Unsurprisingly, the Australian Bureau of Statistics recently announced that investor loan commitments had risen 13.3 per cent, the highest since April 2015. Taking advantage of record low interest rates, tenant trends and strong rental yields investors resurfaced in the luxury market in the latter half of the financial year.
Contrary to reports of the dwindling rental market in Sydney, prestige apartments prospered – those renting for upwards of $3500 per week and beautiful big homes asking $4000+ were rented quickly and easily.
Individual suburbs, such as Lane Cove flourished with a five per cent increase for house rentals. However, average rents for units fell across the board. Lack of space and sunlight became one of the most unattractive characteristics of any property in a post-pandemic market.
Renters spoke with their feet. They moved in droves from one-bedroom apartments and average rental prices in North Sydney, Ku-ring-gai, Lane Cove and Hunters Hill dropped by up to 9.5 per cent. Willoughby suffered the steepest decline with rents decreasing by 10.9 per cent.
Commercial real estate has its own story to tell. At the peak of the pandemic, rent collections for large retail malls in the Lower North Shore were as low as 30 per cent. As the economy reopened, rent collections bounced back to 70-90 per cent with foot traffic close to pre-pandemic levels.
The retail sector nationally is continuing to lose market share to e-commerce (11 per cent of sales in Australia were made online vs 7.2 per cent in the prior year, per the ABS at November 2020; and expected to reach 20 per cent by 2025). But what we are seeing in the Lower North Shore is a concerted effort by the community to shop local.

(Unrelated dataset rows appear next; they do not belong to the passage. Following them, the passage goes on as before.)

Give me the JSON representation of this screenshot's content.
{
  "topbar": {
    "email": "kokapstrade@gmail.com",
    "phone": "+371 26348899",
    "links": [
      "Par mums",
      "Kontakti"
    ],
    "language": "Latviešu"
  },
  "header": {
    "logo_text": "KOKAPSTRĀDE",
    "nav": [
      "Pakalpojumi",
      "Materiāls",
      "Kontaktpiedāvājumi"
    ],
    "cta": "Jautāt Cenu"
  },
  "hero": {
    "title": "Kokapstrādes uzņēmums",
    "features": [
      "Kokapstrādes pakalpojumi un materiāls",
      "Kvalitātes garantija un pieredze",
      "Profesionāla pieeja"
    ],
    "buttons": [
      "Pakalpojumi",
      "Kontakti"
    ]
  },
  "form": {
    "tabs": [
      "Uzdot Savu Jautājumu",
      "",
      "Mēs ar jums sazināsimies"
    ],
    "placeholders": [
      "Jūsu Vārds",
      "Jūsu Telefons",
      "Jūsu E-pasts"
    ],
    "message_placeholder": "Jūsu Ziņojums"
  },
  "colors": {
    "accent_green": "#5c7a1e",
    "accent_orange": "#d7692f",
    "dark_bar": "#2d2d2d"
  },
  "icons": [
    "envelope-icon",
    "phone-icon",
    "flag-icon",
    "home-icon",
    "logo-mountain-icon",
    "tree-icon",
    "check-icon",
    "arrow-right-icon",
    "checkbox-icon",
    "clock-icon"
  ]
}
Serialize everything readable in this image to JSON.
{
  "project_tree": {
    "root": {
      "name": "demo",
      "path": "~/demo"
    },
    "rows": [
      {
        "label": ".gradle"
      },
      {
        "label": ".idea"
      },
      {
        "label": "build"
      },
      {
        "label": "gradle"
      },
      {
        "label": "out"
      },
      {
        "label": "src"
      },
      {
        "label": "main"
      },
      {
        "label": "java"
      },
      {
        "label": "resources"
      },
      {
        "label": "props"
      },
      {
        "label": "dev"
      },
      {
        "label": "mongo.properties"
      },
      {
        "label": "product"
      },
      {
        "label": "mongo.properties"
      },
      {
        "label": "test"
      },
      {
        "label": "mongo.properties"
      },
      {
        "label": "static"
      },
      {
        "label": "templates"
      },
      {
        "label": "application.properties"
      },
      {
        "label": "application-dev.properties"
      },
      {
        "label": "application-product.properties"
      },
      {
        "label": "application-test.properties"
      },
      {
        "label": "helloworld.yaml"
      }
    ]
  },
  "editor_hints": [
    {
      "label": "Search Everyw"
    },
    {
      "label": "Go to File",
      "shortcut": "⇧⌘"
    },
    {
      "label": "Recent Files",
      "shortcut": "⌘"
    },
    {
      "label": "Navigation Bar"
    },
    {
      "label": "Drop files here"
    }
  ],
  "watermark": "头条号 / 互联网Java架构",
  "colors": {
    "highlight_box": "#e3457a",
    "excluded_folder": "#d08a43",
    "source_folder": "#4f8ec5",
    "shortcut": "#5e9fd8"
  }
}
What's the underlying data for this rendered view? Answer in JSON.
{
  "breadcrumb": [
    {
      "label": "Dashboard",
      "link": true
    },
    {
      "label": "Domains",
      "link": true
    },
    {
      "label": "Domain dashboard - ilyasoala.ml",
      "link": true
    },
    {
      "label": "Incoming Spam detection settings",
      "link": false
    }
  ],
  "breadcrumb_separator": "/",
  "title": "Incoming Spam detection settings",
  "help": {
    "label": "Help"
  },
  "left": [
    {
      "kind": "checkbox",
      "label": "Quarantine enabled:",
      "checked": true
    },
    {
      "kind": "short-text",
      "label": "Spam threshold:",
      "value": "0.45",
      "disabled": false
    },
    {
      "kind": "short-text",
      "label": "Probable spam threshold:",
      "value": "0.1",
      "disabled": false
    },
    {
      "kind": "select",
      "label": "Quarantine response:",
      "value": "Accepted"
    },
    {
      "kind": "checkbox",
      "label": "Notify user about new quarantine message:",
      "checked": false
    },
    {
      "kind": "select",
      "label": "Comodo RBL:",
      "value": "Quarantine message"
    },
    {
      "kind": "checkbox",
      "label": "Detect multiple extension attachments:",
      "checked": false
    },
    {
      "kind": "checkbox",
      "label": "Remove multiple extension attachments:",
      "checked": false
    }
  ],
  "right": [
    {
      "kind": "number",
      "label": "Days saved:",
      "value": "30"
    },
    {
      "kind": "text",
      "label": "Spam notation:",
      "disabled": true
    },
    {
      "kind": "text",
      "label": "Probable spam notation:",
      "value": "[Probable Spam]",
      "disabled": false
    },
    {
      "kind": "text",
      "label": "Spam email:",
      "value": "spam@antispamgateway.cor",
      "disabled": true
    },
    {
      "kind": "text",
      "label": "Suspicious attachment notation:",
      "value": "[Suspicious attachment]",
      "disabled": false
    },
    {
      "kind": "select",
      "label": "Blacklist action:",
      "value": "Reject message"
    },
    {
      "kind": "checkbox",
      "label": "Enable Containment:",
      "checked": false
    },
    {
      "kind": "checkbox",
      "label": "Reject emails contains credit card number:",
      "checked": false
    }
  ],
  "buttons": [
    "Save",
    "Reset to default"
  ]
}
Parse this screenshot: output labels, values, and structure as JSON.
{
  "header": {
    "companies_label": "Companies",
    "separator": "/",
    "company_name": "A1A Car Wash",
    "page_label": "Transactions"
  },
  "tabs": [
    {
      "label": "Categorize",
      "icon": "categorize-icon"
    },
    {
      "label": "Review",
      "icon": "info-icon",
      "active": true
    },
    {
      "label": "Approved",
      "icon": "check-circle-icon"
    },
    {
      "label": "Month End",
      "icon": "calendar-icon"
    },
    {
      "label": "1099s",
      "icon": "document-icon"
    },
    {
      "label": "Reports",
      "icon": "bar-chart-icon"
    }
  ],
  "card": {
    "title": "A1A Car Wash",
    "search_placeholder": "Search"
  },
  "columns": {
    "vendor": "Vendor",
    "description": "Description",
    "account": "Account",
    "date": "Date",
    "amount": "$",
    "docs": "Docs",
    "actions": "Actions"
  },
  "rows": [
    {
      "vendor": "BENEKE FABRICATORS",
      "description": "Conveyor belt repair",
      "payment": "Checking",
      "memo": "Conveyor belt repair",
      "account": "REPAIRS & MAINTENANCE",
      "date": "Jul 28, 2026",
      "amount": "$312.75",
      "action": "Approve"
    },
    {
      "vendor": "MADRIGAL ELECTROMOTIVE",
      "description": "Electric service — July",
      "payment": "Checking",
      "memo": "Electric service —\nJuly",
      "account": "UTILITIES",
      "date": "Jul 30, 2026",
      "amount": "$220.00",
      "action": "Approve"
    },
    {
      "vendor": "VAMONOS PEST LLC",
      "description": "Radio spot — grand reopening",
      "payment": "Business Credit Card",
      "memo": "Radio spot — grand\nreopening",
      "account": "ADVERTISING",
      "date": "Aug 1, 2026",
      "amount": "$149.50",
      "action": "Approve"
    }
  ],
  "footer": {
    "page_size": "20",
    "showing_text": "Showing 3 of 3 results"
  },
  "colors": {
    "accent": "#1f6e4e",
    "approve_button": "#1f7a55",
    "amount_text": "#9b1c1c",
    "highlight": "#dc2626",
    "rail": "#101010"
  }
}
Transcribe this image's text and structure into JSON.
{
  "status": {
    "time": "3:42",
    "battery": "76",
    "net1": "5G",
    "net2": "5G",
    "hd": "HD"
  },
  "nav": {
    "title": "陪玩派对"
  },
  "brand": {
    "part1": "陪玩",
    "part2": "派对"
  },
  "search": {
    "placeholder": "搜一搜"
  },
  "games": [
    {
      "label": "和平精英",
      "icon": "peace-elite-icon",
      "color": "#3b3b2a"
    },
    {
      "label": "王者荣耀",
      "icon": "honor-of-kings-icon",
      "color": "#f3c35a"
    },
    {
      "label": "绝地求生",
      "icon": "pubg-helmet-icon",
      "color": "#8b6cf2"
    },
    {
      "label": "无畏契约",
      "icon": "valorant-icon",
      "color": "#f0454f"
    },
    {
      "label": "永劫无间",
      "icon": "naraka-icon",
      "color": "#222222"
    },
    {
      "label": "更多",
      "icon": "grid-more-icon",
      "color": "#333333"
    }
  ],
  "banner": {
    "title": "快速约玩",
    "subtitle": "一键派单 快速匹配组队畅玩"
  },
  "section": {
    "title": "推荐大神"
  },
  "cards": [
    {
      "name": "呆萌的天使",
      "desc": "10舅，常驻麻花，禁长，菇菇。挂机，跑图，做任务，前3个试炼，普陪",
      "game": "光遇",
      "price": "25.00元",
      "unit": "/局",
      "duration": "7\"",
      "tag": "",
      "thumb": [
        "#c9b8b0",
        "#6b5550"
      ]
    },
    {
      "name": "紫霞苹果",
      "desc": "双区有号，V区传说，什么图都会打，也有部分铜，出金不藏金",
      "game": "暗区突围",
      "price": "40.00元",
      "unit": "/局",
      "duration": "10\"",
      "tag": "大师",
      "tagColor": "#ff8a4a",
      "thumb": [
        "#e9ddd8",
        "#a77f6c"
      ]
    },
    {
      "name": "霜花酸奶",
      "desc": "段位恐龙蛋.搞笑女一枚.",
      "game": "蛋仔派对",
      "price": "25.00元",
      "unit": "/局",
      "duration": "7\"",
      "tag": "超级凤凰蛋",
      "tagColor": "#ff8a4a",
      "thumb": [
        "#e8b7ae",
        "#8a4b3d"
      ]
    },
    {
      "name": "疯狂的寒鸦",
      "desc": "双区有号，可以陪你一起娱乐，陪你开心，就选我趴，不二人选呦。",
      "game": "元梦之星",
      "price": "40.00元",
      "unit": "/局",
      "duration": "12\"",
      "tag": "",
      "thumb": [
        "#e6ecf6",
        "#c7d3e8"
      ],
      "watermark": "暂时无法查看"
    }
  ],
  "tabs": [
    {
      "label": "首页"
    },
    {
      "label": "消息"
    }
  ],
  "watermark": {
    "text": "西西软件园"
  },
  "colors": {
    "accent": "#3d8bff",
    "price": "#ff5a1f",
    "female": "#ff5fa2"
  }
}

Commercial investors are taking advantage of this opportunity, snapping up retail properties, capitalising on strong rental yields and enjoying reliable returns in the low interest rate environment.
An investor recently bought the BP service station in Willoughby for $5 million at a 3.85 per cent yield, and in Neutral Bay a Tabcorp-leased premises, sold for $3.4 million on a 4.69 per cent yield.
As we enter the new financial year jumping back into lockdown, what can we predict is next for the Lower North Shore – market 3.0?